The picture below is of Hans on the Bike, who collaborated on a great blog post about the Scott St pathway on the Beyond the Automobile website. You should read it.
Anyway, this entire Scott street pathway debacle is driving me up the pool-noodled bend. To me it’s personal because I have an ex who used to do the exact same obnoxious thing. Deny there’s a problem for the longest time. Then agree that OK maybe it could be better but there’s no budget. Eventually money is found and the work gets done but it’s so shoddy and half-assed it’s actually worse than it was back when you were complaining about a crying need for improvements. Ending with: “See, the problem with you is that you’re never happy.”
I left that person. Will I also have to leave the city?
The absolute worst in all of this is the Island Park intersection. They tried to have it be cycling-optimized but, well, let’s just say it didn’t work. The design they used is so unfriendly to human beings that in addition to the cyclist traffic signal they’ve had to add not one, not two, not three, but FOUR signs to tell cyclists to yield to pedestrians, tell drivers to yield to cyclists going through, tell drivers not to take the cycling path and remind driver that by “not taking the cycling path we mean please go around the cycling path.”

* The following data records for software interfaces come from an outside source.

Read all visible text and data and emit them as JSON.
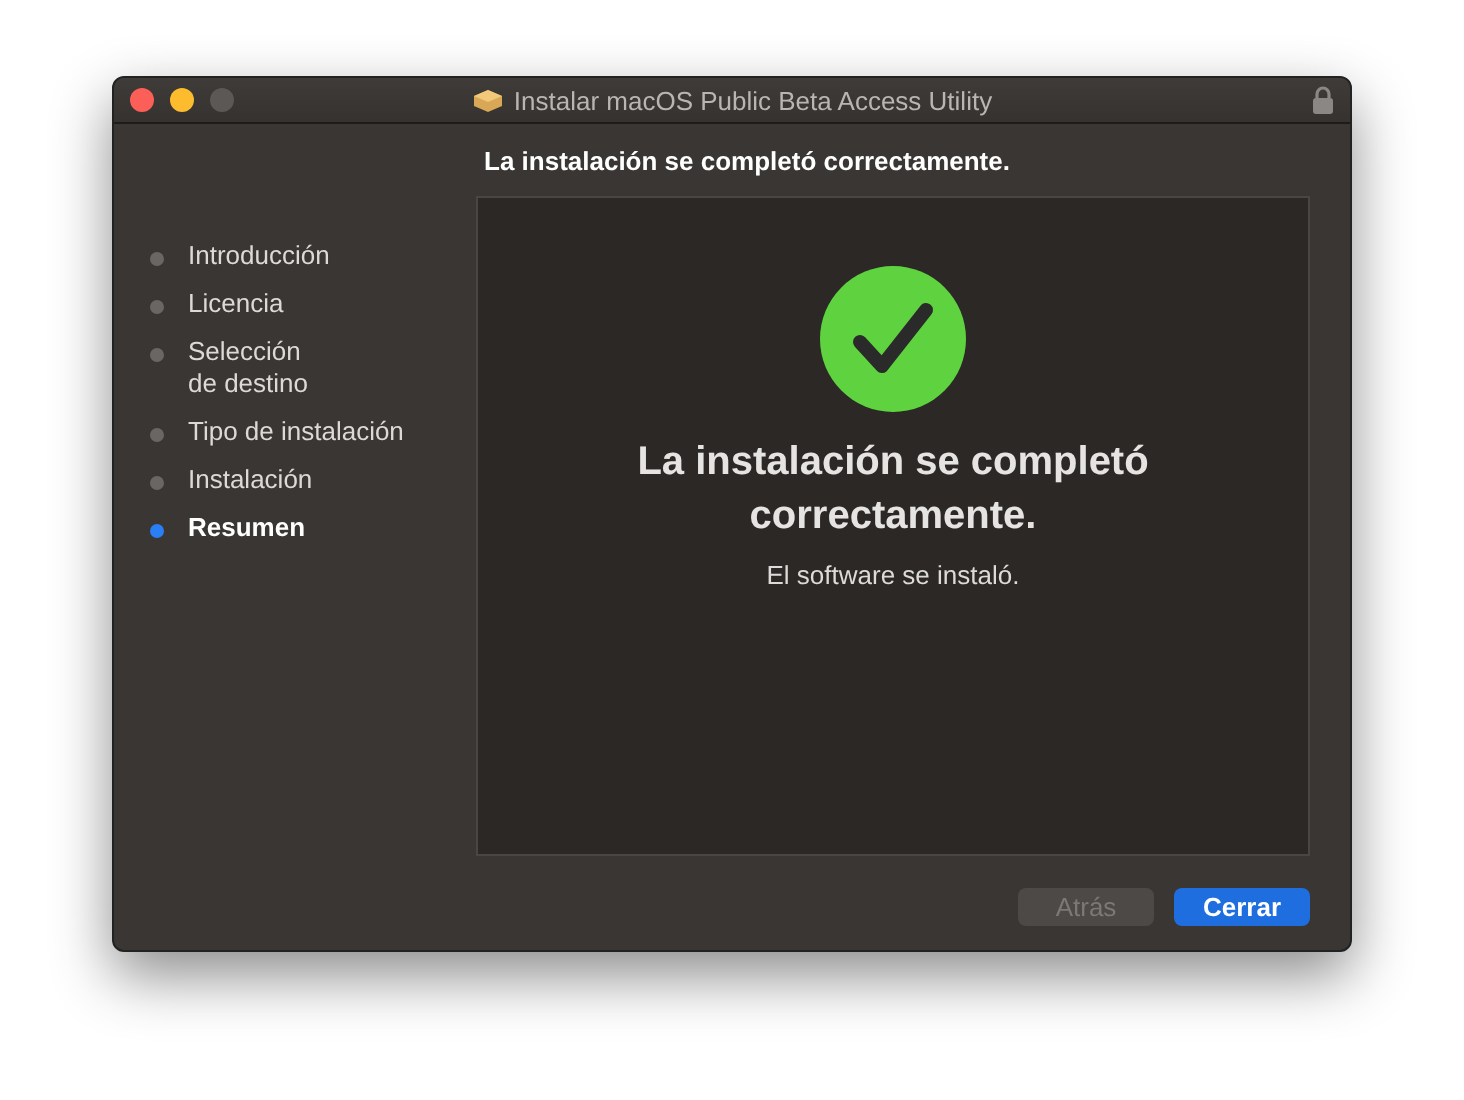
{
  "window": {
    "title": "Instalar macOS Public Beta Access Utility"
  },
  "header": "La instalación se completó correctamente.",
  "steps": [
    {
      "label": "Introducción",
      "selected": false
    },
    {
      "label": "Licencia",
      "selected": false
    },
    {
      "label": "Selección\nde destino",
      "selected": false
    },
    {
      "label": "Tipo de instalación",
      "selected": false
    },
    {
      "label": "Instalación",
      "selected": false
    },
    {
      "label": "Resumen",
      "selected": true
    }
  ],
  "panel": {
    "heading": "La instalación se completó correctamente.",
    "message": "El software se instaló."
  },
  "buttons": [
    {
      "label": "Atrás",
      "disabled": true,
      "default": false
    },
    {
      "label": "Cerrar",
      "disabled": false,
      "default": true
    }
  ]
}
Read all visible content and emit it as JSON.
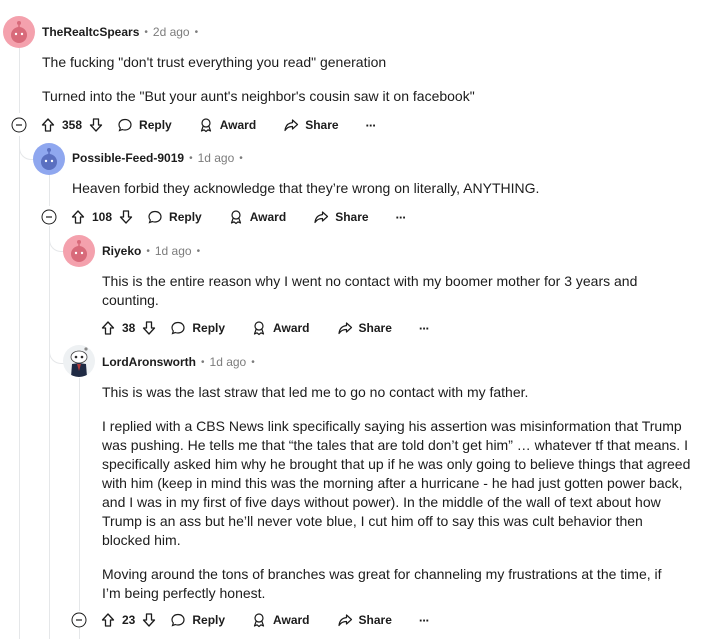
{
  "comments": [
    {
      "username": "TheRealtcSpears",
      "time": "2d ago",
      "paragraphs": [
        "The fucking \"don't trust everything you read\" generation",
        "Turned into the \"But your aunt's neighbor's cousin saw it on facebook\""
      ],
      "score": "358"
    },
    {
      "username": "Possible-Feed-9019",
      "time": "1d ago",
      "paragraphs": [
        "Heaven forbid they acknowledge that they’re wrong on literally, ANYTHING."
      ],
      "score": "108"
    },
    {
      "username": "Riyeko",
      "time": "1d ago",
      "paragraphs": [
        "This is the entire reason why I went no contact with my boomer mother for 3 years and counting."
      ],
      "score": "38"
    },
    {
      "username": "LordAronsworth",
      "time": "1d ago",
      "paragraphs": [
        "This is was the last straw that led me to go no contact with my father.",
        "I replied with a CBS News link specifically saying his assertion was misinformation that Trump was pushing. He tells me that “the tales that are told don’t get him” … whatever tf that means. I specifically asked him why he brought that up if he was only going to believe things that agreed with him (keep in mind this was the morning after a hurricane - he had just gotten power back, and I was in my first of five days without power). In the middle of the wall of text about how Trump is an ass but he’ll never vote blue, I cut him off to say this was cult behavior then blocked him.",
        "Moving around the tons of branches was great for channeling my frustrations at the time, if I’m being perfectly honest."
      ],
      "score": "23"
    }
  ],
  "actions": {
    "reply": "Reply",
    "award": "Award",
    "share": "Share",
    "more": "···"
  },
  "meta_separator": "•",
  "colors": {
    "avatar_pink": "#f4a1ad",
    "avatar_blue": "#8fa7ef",
    "thread_line": "#e5e7e9",
    "meta_gray": "#7c7c7c"
  }
}
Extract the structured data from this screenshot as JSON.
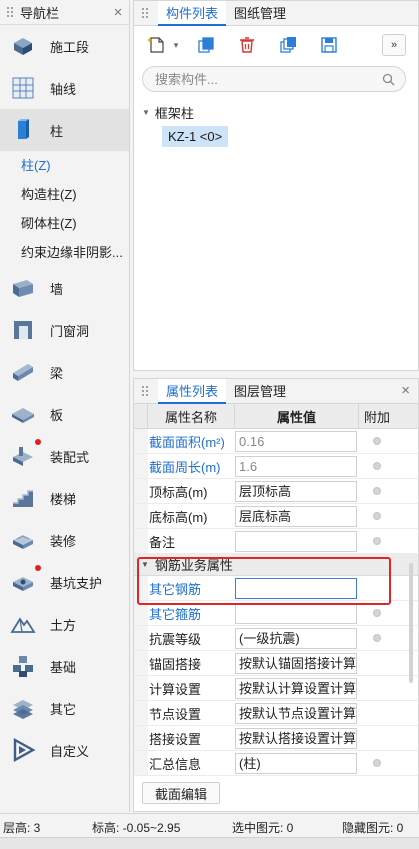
{
  "nav": {
    "title": "导航栏",
    "close": "×",
    "items_top": [
      {
        "label": "施工段",
        "icon": "construction-segment-icon"
      },
      {
        "label": "轴线",
        "icon": "axis-grid-icon"
      }
    ],
    "selected": {
      "label": "柱",
      "icon": "column-icon"
    },
    "sub_items": [
      "柱(Z)",
      "构造柱(Z)",
      "砌体柱(Z)",
      "约束边缘非阴影..."
    ],
    "items_bottom": [
      {
        "label": "墙",
        "icon": "wall-icon",
        "dot": false
      },
      {
        "label": "门窗洞",
        "icon": "door-window-icon",
        "dot": false
      },
      {
        "label": "梁",
        "icon": "beam-icon",
        "dot": false
      },
      {
        "label": "板",
        "icon": "slab-icon",
        "dot": false
      },
      {
        "label": "装配式",
        "icon": "prefab-icon",
        "dot": true
      },
      {
        "label": "楼梯",
        "icon": "stairs-icon",
        "dot": false
      },
      {
        "label": "装修",
        "icon": "decoration-icon",
        "dot": false
      },
      {
        "label": "基坑支护",
        "icon": "pit-support-icon",
        "dot": true
      },
      {
        "label": "土方",
        "icon": "earthwork-icon",
        "dot": false
      },
      {
        "label": "基础",
        "icon": "foundation-icon",
        "dot": false
      },
      {
        "label": "其它",
        "icon": "other-icon",
        "dot": false
      },
      {
        "label": "自定义",
        "icon": "custom-icon",
        "dot": false
      }
    ]
  },
  "component_panel": {
    "tabs": [
      "构件列表",
      "图纸管理"
    ],
    "active_tab": "构件列表",
    "search_placeholder": "搜索构件...",
    "tree": {
      "node": "框架柱",
      "leaf": "KZ-1 <0>"
    },
    "more": "»"
  },
  "property_panel": {
    "tabs": [
      "属性列表",
      "图层管理"
    ],
    "active_tab": "属性列表",
    "headers": {
      "name": "属性名称",
      "value": "属性值",
      "extra": "附加"
    },
    "rows_top": [
      {
        "name": "截面面积(m²)",
        "value": "0.16",
        "blue": true,
        "gray": true,
        "radio": true
      },
      {
        "name": "截面周长(m)",
        "value": "1.6",
        "blue": true,
        "gray": true,
        "radio": true
      },
      {
        "name": "顶标高(m)",
        "value": "层顶标高",
        "blue": false,
        "gray": false,
        "radio": true
      },
      {
        "name": "底标高(m)",
        "value": "层底标高",
        "blue": false,
        "gray": false,
        "radio": true
      },
      {
        "name": "备注",
        "value": "",
        "blue": false,
        "gray": false,
        "radio": true
      }
    ],
    "group": "钢筋业务属性",
    "rows_group": [
      {
        "name": "其它钢筋",
        "value": "",
        "blue": true,
        "focus": true,
        "radio": false
      },
      {
        "name": "其它箍筋",
        "value": "",
        "blue": true,
        "focus": false,
        "radio": true
      },
      {
        "name": "抗震等级",
        "value": "(一级抗震)",
        "blue": false,
        "focus": false,
        "radio": true
      },
      {
        "name": "锚固搭接",
        "value": "按默认锚固搭接计算",
        "blue": false,
        "focus": false,
        "radio": false
      },
      {
        "name": "计算设置",
        "value": "按默认计算设置计算",
        "blue": false,
        "focus": false,
        "radio": false
      },
      {
        "name": "节点设置",
        "value": "按默认节点设置计算",
        "blue": false,
        "focus": false,
        "radio": false
      },
      {
        "name": "搭接设置",
        "value": "按默认搭接设置计算",
        "blue": false,
        "focus": false,
        "radio": false
      },
      {
        "name": "汇总信息",
        "value": "(柱)",
        "blue": false,
        "focus": false,
        "radio": true
      }
    ],
    "edit_button": "截面编辑"
  },
  "status": {
    "floor": "层高: 3",
    "elevation": "标高: -0.05~2.95",
    "selected": "选中图元: 0",
    "hidden": "隐藏图元: 0"
  },
  "colors": {
    "accent": "#1e6fd1",
    "highlight": "#e02626",
    "dot": "#e02020"
  }
}
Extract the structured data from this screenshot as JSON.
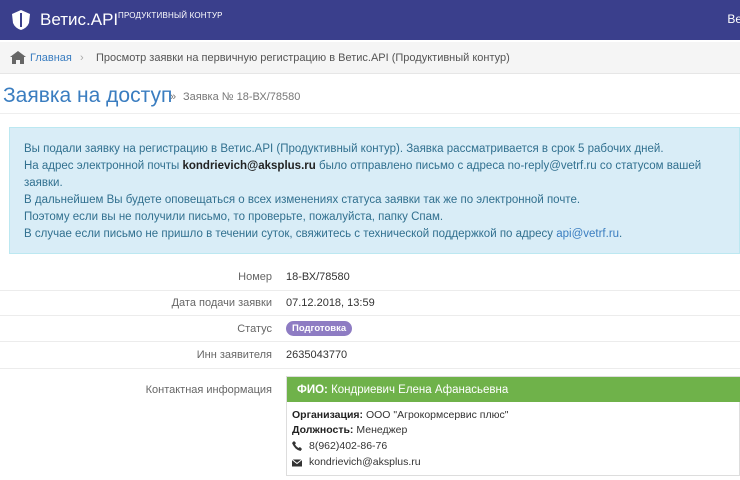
{
  "header": {
    "brand": "Ветис.API",
    "subtitle": "ПРОДУКТИВНЫЙ КОНТУР",
    "right_text": "Ве",
    "bg_color": "#3a3f8c"
  },
  "breadcrumb": {
    "home": "Главная",
    "separator": "›",
    "current": "Просмотр заявки на первичную регистрацию в Ветис.API (Продуктивный контур)"
  },
  "page": {
    "title": "Заявка на доступ",
    "title_separator": "»",
    "subtitle": "Заявка № 18-ВХ/78580"
  },
  "alert": {
    "line1": "Вы подали заявку на регистрацию в Ветис.API (Продуктивный контур). Заявка рассматривается в срок 5 рабочих дней.",
    "line2_pre": "На адрес электронной почты ",
    "line2_email": "kondrievich@aksplus.ru",
    "line2_post": " было отправлено письмо с адреса no-reply@vetrf.ru со статусом вашей",
    "line3": "заявки.",
    "line4": "В дальнейшем Вы будете оповещаться о всех изменениях статуса заявки так же по электронной почте.",
    "line5": "Поэтому если вы не получили письмо, то проверьте, пожалуйста, папку Спам.",
    "line6_pre": "В случае если письмо не пришло в течении суток, свяжитесь с технической поддержкой по адресу ",
    "line6_link": "api@vetrf.ru",
    "line6_post": "."
  },
  "details": {
    "number_label": "Номер",
    "number_value": "18-ВХ/78580",
    "date_label": "Дата подачи заявки",
    "date_value": "07.12.2018, 13:59",
    "status_label": "Статус",
    "status_value": "Подготовка",
    "inn_label": "Инн заявителя",
    "inn_value": "2635043770",
    "contact_label": "Контактная информация"
  },
  "contact": {
    "fio_label": "ФИО:",
    "fio_value": "Кондриевич Елена Афанасьевна",
    "org_label": "Организация:",
    "org_value": "ООО \"Агрокормсервис плюс\"",
    "position_label": "Должность:",
    "position_value": "Менеджер",
    "phone": "8(962)402-86-76",
    "email": "kondrievich@aksplus.ru",
    "icons": [
      "phone-icon",
      "envelope-icon"
    ]
  }
}
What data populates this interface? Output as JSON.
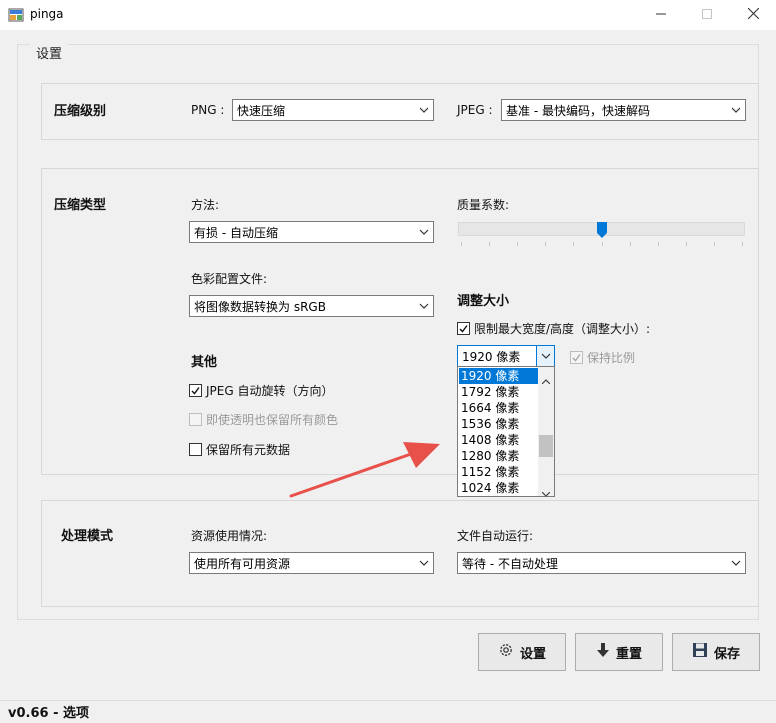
{
  "window": {
    "title": "pinga",
    "status": "v0.66 - 选项"
  },
  "settings_group": {
    "legend": "设置"
  },
  "compression_level": {
    "title": "压缩级别",
    "png_label": "PNG :",
    "png_value": "快速压缩",
    "jpeg_label": "JPEG :",
    "jpeg_value": "基准 - 最快编码，快速解码"
  },
  "compression_type": {
    "title": "压缩类型",
    "method_label": "方法:",
    "method_value": "有损 - 自动压缩",
    "quality_label": "质量系数:",
    "quality_level": 0.5,
    "color_profile_label": "色彩配置文件:",
    "color_profile_value": "将图像数据转换为 sRGB",
    "resize_title": "调整大小",
    "limit_label": "限制最大宽度/高度（调整大小）:",
    "limit_checked": true,
    "size_value": "1920 像素",
    "keep_ratio_label": "保持比例",
    "keep_ratio_checked": true,
    "other_title": "其他",
    "jpeg_rotate_label": "JPEG 自动旋转（方向）",
    "jpeg_rotate_checked": true,
    "keep_transparent_label": "即使透明也保留所有颜色",
    "keep_transparent_checked": false,
    "keep_metadata_label": "保留所有元数据",
    "keep_metadata_checked": false,
    "size_options": [
      "1920 像素",
      "1792 像素",
      "1664 像素",
      "1536 像素",
      "1408 像素",
      "1280 像素",
      "1152 像素",
      "1024 像素"
    ]
  },
  "processing_mode": {
    "title": "处理模式",
    "resource_label": "资源使用情况:",
    "resource_value": "使用所有可用资源",
    "auto_run_label": "文件自动运行:",
    "auto_run_value": "等待 - 不自动处理"
  },
  "buttons": {
    "settings": "设置",
    "reset": "重置",
    "save": "保存"
  },
  "colors": {
    "accent": "#0078d7",
    "arrow": "#e8504a"
  }
}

As my clever and sharp-witted teenager put it, when you have this many signs at an intersection it becomes an essay.
I love reading essays. I’m also fairly competent at writing them. You know where they don’t belong?
On the roads.
Everyone who’s trained and skilled at design, from architects to graphic designers, will tell you that if you have to explain your design, your design is an abject failure. A successful design should be intuitive. Obvious, even. Bonus point if it’s obvious and beautiful. But it should not need to have five traffic signs to explain to three different kinds of road users how to navigate a fucking intersection.